Many friends and students I work with at the GW Center for Career Services have talked to me about how they are often put off by the idea of networking, usually for two reasons. First, it’s hard; second, they see it as fouled by flattery and the pursuit of one’s selfish advantage.
While I partially agree with the first assessment, I feel forced to debunk the second. Networking is a key component of the current job market and, if understood properly, can help you get to know yourself better while you chase your most ambitious goals. Along the way, you’ll also meet wonderful and inspiring people that can help define your professional career.
As do many GW students, I started my freshman year with a tentative idea of what I wanted to do, but with no clear path to get there. In defining that path, I gradually developed a more proactive personality that became useful in tracing my own route. Especially after the end of my sophomore year, I came to realize the importance of communication, determination, positivity and, yes, networking in one’s professional development.
Following my best academic semester to date and my acceptance of the Career Ambassador job for the Center for Career Services in May 2015, I was determined to seek the best opportunities possible. To do this, I established four simple steps that have been crucial for my own professional growth so far.
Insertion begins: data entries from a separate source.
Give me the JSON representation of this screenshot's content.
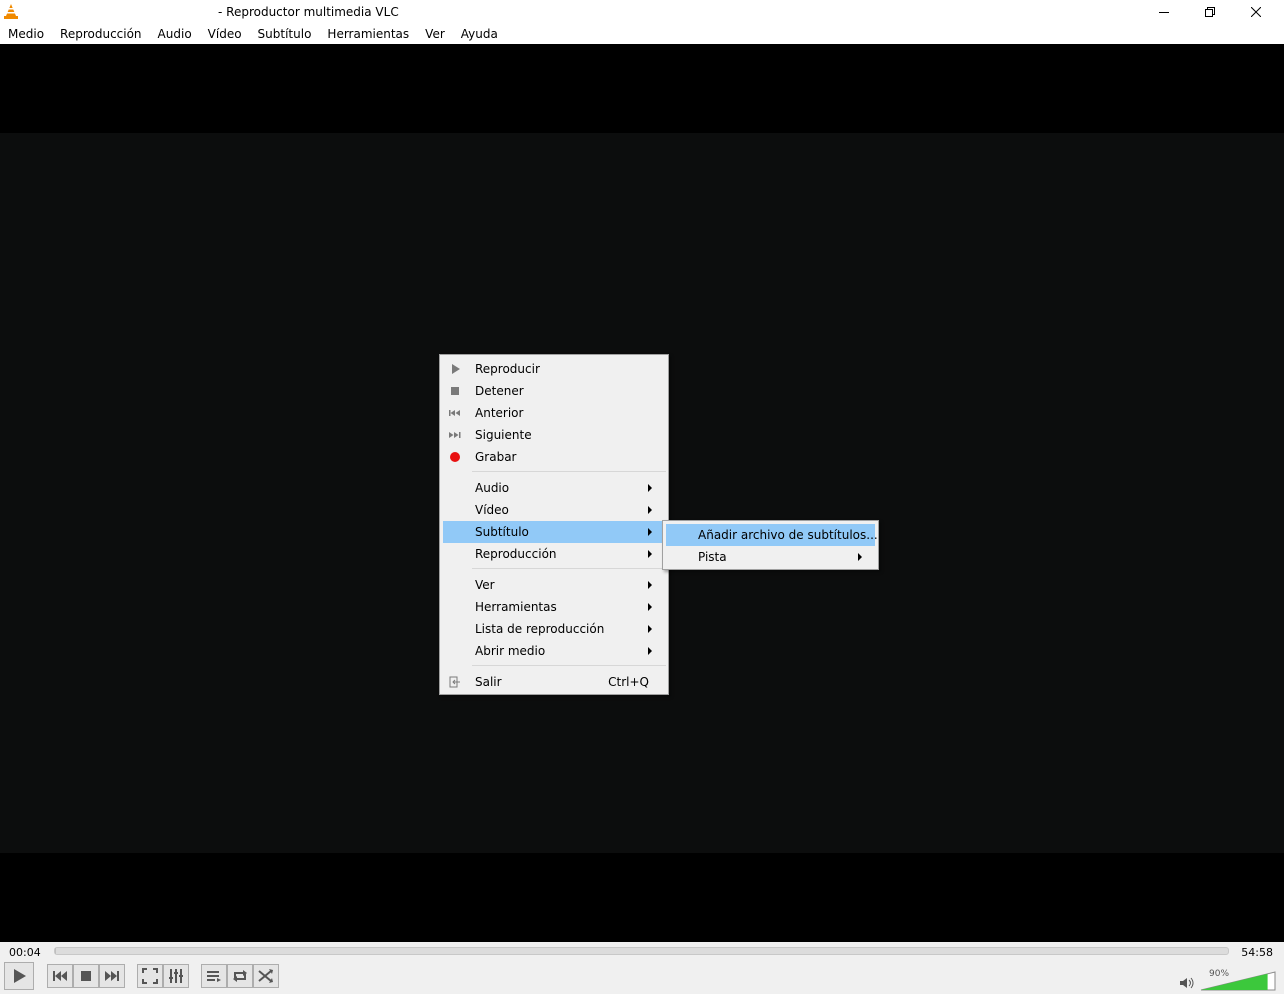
{
  "window": {
    "title": "- Reproductor multimedia VLC",
    "app_icon": "vlc-cone-icon"
  },
  "menubar": {
    "items": [
      "Medio",
      "Reproducción",
      "Audio",
      "Vídeo",
      "Subtítulo",
      "Herramientas",
      "Ver",
      "Ayuda"
    ]
  },
  "context_menu": {
    "items": [
      {
        "label": "Reproducir",
        "icon": "play-icon"
      },
      {
        "label": "Detener",
        "icon": "stop-icon"
      },
      {
        "label": "Anterior",
        "icon": "previous-icon"
      },
      {
        "label": "Siguiente",
        "icon": "next-icon"
      },
      {
        "label": "Grabar",
        "icon": "record-icon"
      },
      {
        "label": "Audio",
        "submenu": true
      },
      {
        "label": "Vídeo",
        "submenu": true
      },
      {
        "label": "Subtítulo",
        "submenu": true,
        "highlighted": true
      },
      {
        "label": "Reproducción",
        "submenu": true
      },
      {
        "label": "Ver",
        "submenu": true
      },
      {
        "label": "Herramientas",
        "submenu": true
      },
      {
        "label": "Lista de reproducción",
        "submenu": true
      },
      {
        "label": "Abrir medio",
        "submenu": true
      },
      {
        "label": "Salir",
        "icon": "exit-icon",
        "shortcut": "Ctrl+Q"
      }
    ]
  },
  "submenu": {
    "items": [
      {
        "label": "Añadir archivo de subtítulos...",
        "highlighted": true
      },
      {
        "label": "Pista",
        "submenu": true
      }
    ]
  },
  "controls": {
    "time_elapsed": "00:04",
    "time_total": "54:58",
    "progress_fraction": 0.0012,
    "volume_label": "90%",
    "volume_fraction": 0.9,
    "volume_color": "#3cc83c"
  },
  "colors": {
    "highlight": "#91c9f7",
    "record_red": "#e81010",
    "vlc_orange": "#f08a00"
  }
}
- Get to know yourself professionally: Discover what you like and don’t like in a work environment, and jot down the positive qualities you can bring to a position. Although your first instinct might be to just “go with it”, engaging in this thought process can help you express your thoughts more clearly and use the messages that are most relevant to a particular job.
This process can be completed in several ways. The first –and obvious- one is to work! While you do it, pay close attention to what your strengths are. What do you excel at? In which areas do you need to improve? What makes you passionate? Answering these questions will prepare you to define your interests and brand yourself to a potential employer.
Beyond that, be thoughtful of your personal strengths as well, since a substantial component of networking is combining your personal and professional traits. How do you connect better with people? Do you like portraying positivity, security, and/or openness in a conversation? This doesn’t have to be a textbook exercise, but being aware of your own attributes will help you succeed in any setting. Since we all mature and evolve with time, don’t expect this process to ever end.
- Set short and long-term goals: I’m a big proponent of carpe diem and living the moment, but I also believe that setting goals can help you enjoy those present moments even more. These don’t have to be set in stone, but having a sense of direction can help you decipher your next steps.
If you’re unsure of what your goals are, steps 3 and 4 can potentially help you to determine those. After all, a reasonable short-term goal is to establish bigger goals, so long as you make an active effort to meet your objective.
- Push your boundaries: And I mean PUSH. Don’t settle for the comfort zone and don’t disregard possible opportunities because they seem hard to achieve. If you work hard on both your credentials and on building a strong network, the results will come.
Seek feedback from those who have had experience in your fields of interest. If you’re taking classes that you really like, look for your professors’ curriculum vitae (CV) online and read about their work and experience. After that, meet with them to talk about your interests and obtain their perspective. You never know what can come out of that conversation.
Similarly, don’t be troubled by the idea of contacting someone within a company or organization. A great way to network is to ask someone about his or her experience. Some might not respond, but you’ll never know unless you try. If it’s over email, phone, or coffee, every bit of information will help you trace a clearer path for yourself. Plus, these contacts might be beneficial for a future job hunt.
Finally, once you’ve landed an internship or job, make sure you do more than just producing quality work. Build a strong working relationship with your peers and always be willing to move around and meet new people. Talk to your supervisors about their experience and provide your insight. Doing this will mean a better experience for you and a stronger set of connections.
- Take advantage of available resources: Some of the things I have mentioned in the three previous steps require practice and guidance. That’s what the Center for Career Services is here for. If you want to learn more about writing the perfect resume and cover letter, interacting in networking events, looking for potential jobs or internships, or even writing a professional email, our career coaches and ambassadors can provide instrumental support.
Likewise, take advantage of the various programs that are designed to facilitate internship, work, and educational opportunities. The perfect example is the Knowledge in Action Career Internship Fund (KACIF) that helps students every semester deal with the financial burden of an unpaid internship. This is a resource that has made my current internship at the DC Superior Court possible. If you take the time to complete these applications thoroughly and project your professional and personal traits, you’ll have a much better chance of being selected.
Don’t be put off by the idea of networking and seeking opportunities. Yes – it can seem uncomfortable and even superficial at times, but you don’t have to see it that way. Choose to see it as an opportunity to show who you really are and what your skills are. Plus, it’s a vital component of the contemporary job market. If you embrace this reality, you will have more control over your own future.
“Virtue in obscurity is rewarded only in heaven. To succeed in this world, you have to be known to people.”
– Justice Sonia Sotomayor
KACIF provides grants ranging up to $3,000 to current GW students pursuing unpaid internships in their field. The GW Knowledge in Action Career Internship Fund applications must be submitted by Friday, July 15.